YOUR GOAL ▸
Which lines in the listing below contain "label"? Copy each of them.
---
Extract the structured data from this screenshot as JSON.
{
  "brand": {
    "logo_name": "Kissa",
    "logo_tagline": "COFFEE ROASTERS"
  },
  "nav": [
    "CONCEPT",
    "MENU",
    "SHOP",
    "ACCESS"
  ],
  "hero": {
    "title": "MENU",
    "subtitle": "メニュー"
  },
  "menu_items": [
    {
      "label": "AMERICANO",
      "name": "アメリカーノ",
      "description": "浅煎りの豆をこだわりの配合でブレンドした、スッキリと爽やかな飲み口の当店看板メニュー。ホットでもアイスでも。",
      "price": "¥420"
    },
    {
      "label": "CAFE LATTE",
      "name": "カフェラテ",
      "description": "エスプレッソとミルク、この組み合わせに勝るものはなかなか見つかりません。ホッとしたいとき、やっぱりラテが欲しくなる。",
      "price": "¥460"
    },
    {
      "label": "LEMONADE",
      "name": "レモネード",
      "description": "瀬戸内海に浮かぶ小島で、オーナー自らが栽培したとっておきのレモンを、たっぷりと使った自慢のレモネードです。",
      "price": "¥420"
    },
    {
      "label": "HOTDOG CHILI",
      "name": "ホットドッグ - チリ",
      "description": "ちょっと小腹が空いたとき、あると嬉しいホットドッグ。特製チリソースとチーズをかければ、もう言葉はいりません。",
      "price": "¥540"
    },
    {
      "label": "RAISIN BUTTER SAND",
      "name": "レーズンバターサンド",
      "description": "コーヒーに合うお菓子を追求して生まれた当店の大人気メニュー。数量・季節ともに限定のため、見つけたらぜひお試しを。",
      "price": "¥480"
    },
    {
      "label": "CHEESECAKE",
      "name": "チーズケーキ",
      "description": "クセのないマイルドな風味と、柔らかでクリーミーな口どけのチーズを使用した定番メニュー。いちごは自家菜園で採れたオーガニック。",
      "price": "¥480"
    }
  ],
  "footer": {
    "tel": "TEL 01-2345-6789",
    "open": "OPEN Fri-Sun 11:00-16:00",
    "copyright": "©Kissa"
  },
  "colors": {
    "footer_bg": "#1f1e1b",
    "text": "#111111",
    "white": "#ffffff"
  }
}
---
SOLUTION TO THIS EXERCISE ▸
      "label": "AMERICANO",
      "label": "CAFE LATTE",
      "label": "LEMONADE",
      "label": "HOTDOG CHILI",
      "label": "RAISIN BUTTER SAND",
      "label": "CHEESECAKE",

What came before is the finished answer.